"I think the last count we have managed to dislodge most of the folks from the mountains and the miscreants have lost about 145 people. So that's 145 of the 'nasties' dead, and we are still in operation," Zardari said in an interview with the PBS newschannel.
He said that Pakistan Army has been carrying out operation against the terrorists and they had some successes earlier and "this success is going to be even more effective."
When asked to clarify on the statement made by his Prime Minister that the objective was to "eliminate the militants and terrorists," Zardari said: "That means clearing out the area of the miscreants and bringing life to normalcy. ... If they can, they kill our soldiers and we do the same."
When interviewer, Margaret Warner asked him to clarify what "eliminate" means, Zardari said "eliminate means exactly what it means."
When she asked: "Killing them all". Zardari replied: "That's what it means."
It could be the toughest message coming from Pakistan President against the terrorists so far.
Zardari said the Swat peace agreement with militants no longer exists.
"The deal was based upon that the fact that they would bring peace and lay down the arms. They refuse to lay down arms and they did not bring peace to the region. So yes, you can say that the deal is off," he said.
Acknowledging that there has been a presence of the Taliban in the Swat Valley, Zardari however asserted that they were never running the show.
"There was a presence of the Taliban. We were there and we had - you know this is the third operation in Swat. We have encountered them before and we had an agreement which failed - it did not work. So now they have to be eliminated."
Zardari also said that the deal could not be revived in case the Taliban abide by the contours of the agreement and stop taking military action.
Pakistan President said after the army operation was over non-governmental and humanitarian organizations would be asked to move in the area to provide aid.
"We can't have the aid donors going in there and getting casualties on them also.
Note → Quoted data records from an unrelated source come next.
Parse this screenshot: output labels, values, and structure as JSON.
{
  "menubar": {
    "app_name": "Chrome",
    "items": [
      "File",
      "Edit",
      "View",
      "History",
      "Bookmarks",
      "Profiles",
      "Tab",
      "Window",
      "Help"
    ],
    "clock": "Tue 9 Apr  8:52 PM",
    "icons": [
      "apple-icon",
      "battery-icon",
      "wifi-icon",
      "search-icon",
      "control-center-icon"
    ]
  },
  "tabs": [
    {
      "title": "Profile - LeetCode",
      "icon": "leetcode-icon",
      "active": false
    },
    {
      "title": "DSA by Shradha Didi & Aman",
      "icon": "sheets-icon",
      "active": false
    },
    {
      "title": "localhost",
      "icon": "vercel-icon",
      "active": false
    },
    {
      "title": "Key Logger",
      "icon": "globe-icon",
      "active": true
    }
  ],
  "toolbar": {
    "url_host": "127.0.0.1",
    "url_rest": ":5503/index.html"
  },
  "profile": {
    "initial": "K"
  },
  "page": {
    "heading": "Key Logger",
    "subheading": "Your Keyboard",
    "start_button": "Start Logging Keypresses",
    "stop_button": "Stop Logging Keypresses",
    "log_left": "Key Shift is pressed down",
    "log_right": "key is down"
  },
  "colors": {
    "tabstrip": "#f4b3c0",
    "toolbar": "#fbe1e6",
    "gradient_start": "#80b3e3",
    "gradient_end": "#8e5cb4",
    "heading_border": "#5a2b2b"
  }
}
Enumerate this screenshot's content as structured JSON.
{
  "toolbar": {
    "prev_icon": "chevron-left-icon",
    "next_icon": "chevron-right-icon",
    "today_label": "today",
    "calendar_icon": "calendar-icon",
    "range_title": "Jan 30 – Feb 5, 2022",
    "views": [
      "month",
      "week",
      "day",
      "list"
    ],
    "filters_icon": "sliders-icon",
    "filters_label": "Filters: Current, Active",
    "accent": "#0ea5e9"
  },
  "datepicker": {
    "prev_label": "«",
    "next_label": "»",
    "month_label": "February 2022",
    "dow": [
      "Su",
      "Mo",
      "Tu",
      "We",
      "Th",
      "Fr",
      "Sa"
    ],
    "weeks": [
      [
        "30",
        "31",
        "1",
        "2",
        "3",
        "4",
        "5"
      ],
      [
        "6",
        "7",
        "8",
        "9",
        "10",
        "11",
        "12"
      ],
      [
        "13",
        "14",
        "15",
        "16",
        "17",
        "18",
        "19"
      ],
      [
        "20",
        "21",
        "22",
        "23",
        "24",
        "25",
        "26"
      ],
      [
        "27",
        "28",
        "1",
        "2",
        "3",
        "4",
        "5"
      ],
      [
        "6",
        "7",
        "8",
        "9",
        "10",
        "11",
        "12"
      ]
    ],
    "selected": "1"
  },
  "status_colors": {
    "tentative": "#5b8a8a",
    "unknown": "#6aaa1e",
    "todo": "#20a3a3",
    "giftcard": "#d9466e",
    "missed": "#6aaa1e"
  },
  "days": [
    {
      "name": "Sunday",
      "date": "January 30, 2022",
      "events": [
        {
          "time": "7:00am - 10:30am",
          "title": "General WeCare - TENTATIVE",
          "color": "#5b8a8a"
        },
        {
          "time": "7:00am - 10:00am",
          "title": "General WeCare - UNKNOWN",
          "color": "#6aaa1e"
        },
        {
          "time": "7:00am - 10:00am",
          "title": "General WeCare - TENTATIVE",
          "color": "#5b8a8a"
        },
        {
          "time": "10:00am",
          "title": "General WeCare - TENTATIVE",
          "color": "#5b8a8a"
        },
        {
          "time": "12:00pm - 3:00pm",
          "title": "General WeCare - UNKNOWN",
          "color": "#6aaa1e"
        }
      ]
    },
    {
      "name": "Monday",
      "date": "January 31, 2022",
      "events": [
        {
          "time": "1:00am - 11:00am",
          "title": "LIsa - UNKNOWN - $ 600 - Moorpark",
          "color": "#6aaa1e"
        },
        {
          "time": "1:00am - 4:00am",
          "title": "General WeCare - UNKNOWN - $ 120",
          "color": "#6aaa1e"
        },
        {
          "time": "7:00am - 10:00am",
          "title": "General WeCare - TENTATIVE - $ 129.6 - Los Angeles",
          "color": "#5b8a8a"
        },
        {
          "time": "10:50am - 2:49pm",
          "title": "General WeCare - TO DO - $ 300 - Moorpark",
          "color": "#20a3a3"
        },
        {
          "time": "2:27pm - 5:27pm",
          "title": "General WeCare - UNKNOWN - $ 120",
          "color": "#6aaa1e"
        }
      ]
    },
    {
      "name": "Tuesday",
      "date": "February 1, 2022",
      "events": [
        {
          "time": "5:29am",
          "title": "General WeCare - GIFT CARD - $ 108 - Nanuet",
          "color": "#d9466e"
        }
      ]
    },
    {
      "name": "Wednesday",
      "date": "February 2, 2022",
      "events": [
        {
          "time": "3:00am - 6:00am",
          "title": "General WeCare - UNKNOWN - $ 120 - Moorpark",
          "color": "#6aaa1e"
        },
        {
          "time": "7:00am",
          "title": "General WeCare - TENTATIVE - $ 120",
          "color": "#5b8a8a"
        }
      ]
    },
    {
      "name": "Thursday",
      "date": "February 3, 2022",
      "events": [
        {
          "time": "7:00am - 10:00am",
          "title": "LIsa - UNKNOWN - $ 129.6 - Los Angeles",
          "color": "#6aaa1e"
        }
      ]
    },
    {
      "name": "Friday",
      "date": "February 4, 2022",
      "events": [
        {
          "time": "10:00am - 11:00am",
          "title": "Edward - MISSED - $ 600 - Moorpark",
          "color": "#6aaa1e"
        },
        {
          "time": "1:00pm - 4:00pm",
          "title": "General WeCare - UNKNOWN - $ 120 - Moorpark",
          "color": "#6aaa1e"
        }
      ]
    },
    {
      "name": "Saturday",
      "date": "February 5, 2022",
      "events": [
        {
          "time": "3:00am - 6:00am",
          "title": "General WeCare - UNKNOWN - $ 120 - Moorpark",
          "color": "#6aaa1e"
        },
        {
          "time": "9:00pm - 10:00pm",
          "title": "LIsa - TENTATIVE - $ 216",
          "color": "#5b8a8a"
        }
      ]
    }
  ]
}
So it is a little precarious, a little difficult situation. But the moment it settles down, they will be allowed to go there. At the moment, the situation is the people have come out of the area. So we are looking after them in camps. Most of them have gone to their own extended families. That's the way it is playing out," he said.